Bill-Lynch_headshot_MR (002).jpgSource: Specialty Food Association

NEW YORK — The 2024 Summer Fancy Food Show is set for June 23-25 at the Javitz Center in New York. Supermarket Perimeter asked Bill Lynch, president of the Specialty Food Association (SFA), about the upcoming event.

What are you most excited about, looking ahead to this year's Summer Fancy Food Show?

I always look forward to discovering products and trends that surprise me at our Shows. We all go in thinking that we know which trends and flavors will be most prominent, but there’s always so much that’s unexpected too — I find that thrilling!

At this year’s Show specifically, I can’t wait for attendees to experience Debut District. This is a new featured area that, for the first time ever, brings together exhibitors with new products, first-time exhibitors, startups, and incubators. It’s the one-stop-shop for finding the newest of the new within the Show, and we’re opening these two halls 30 minutes early each day (9:30 a.m. for all attendees, and 9 a.m. for Key Buyers), because we think it’s going to be such a great draw.

What specifically can grocery retailers look forward to at this year's show?

Our Show has been rigorously optimized to make discovery and inspiration plentiful and easy to come by, and this is particularly true for retail buyers. In Debut District, six category-specific Pavilions, and the Spotlight Showcases section, retailers who are looking for specific kinds of products can quickly navigate to the exhibitors who are showcasing those exact foods and beverages. Need some gluten-free offerings in the red-hot “treats” category? Find them in the Confectionary, Snacks & Sweets Pavilion. Looking for products that deliver the at-home luxury customers are hungry for? Visit the Deli Pavilion for innovative indulgences that consumers crave.

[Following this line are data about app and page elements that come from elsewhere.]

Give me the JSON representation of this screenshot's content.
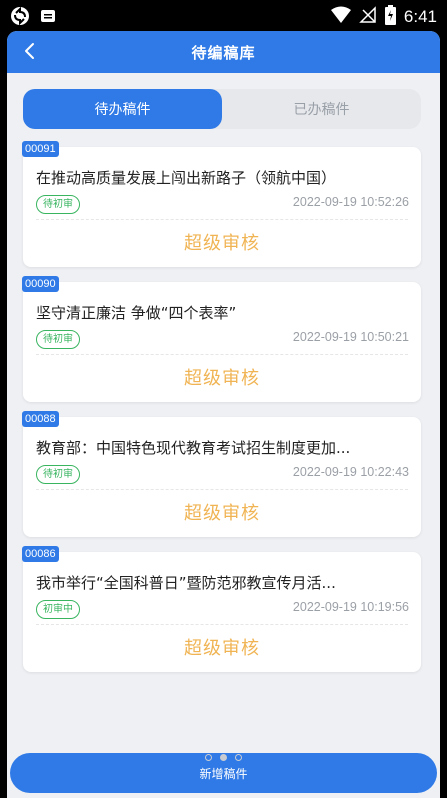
{
  "status_bar": {
    "time": "6:41",
    "icons": [
      "sync-icon",
      "message-icon",
      "wifi-icon",
      "no-signal-icon",
      "battery-icon"
    ]
  },
  "navbar": {
    "title": "待编稿库",
    "back_icon": "chevron-left-icon"
  },
  "tabs": [
    {
      "label": "待办稿件",
      "active": true
    },
    {
      "label": "已办稿件",
      "active": false
    }
  ],
  "cards": [
    {
      "id": "00091",
      "title": "在推动高质量发展上闯出新路子（领航中国）",
      "status": "待初审",
      "time": "2022-09-19 10:52:26",
      "action": "超级审核"
    },
    {
      "id": "00090",
      "title": "坚守清正廉洁 争做“四个表率”",
      "status": "待初审",
      "time": "2022-09-19 10:50:21",
      "action": "超级审核"
    },
    {
      "id": "00088",
      "title": "教育部：中国特色现代教育考试招生制度更加...",
      "status": "待初审",
      "time": "2022-09-19 10:22:43",
      "action": "超级审核"
    },
    {
      "id": "00086",
      "title": "我市举行“全国科普日”暨防范邪教宣传月活...",
      "status": "初审中",
      "time": "2022-09-19 10:19:56",
      "action": "超级审核"
    }
  ],
  "pager": {
    "count": 3,
    "active_index": 1
  },
  "bottom_button": {
    "label": "新增稿件"
  },
  "colors": {
    "primary": "#2f7ae6",
    "status_green": "#39b560",
    "action_gold": "#f0b454",
    "background": "#eef0f4"
  }
}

In terms of inspiration, just walking our Show Floor and taking in the diversity and quality of products in every aisle is powerful. But in addition to exhibitors and products, retailers should browse our incredible lineup of sessions and speakers. There’s going to be a ton of inspiration packed into talks like “Savoring the Future” with Whole Foods Market CEO Buechel, “Feeling the Heat” with the Hot Ones / Heatonist team, and many more.

What trends has your Trendspotter panel spotlighted for 2024 — particularly concerning specialty foods sold in grocery fresh departments?

SFA Trendspotters have identified a number of 2024 interesting trends that put the “specialty” touch on produce and other fresh items. The top-selling category in specialty foods, which is snacks, may not be traditionally associated with fresh departments, but we’re tracking a trend around fruits as snacks that’s exciting. We’ve seen meticulously cultivated grapes and strawberries sold as occasion-ready treats, high-end melon with wine-like terroir and quality attributes, and more.

Another relevant movement that is huge and continuing to grow is around upcycled and upscaled, in which surplus or so-called “ugly” produce and food by-products are turned into new specialty delicacies, from dates to whiskey and beyond. Finally, mushrooms continue to trend, evolve, and mature as a specialty food favorite that can be found in the fresh aisles and nearly every other grocery department.

How is demand for specialty foods sold in grocery fresh, and what is driving it?

Specialty food consumers continue to demonstrate strong appetites across all categories, including products sold in fresh departments. SFA’s State of the Specialty Food Industry Report 2024-25, which will be unveiled at the Summer Show, reveals that specialty food sales grew 6.5% in 2023, to a whopping $206.8 billion. 

The demand for specialty products sold in grocery fresh stems from a number of central concerns we are hearing from specialty food consumers. 

As health, wellness, and fitness priorities drive specialty food shoppers to seek out fresh and nutritional products, grocery retailers can find value in sourcing the kinds of specialty produce of interest to these consumers, whether it’s fruits as snacks or upcycled dates or locally cultivated vegetables from independent farmers. Sustainability and environmental impact are also important to specialty food shoppers, creating an opportunity for grocery retailers to highlight the eco-friendly ethos behind specialty products they source.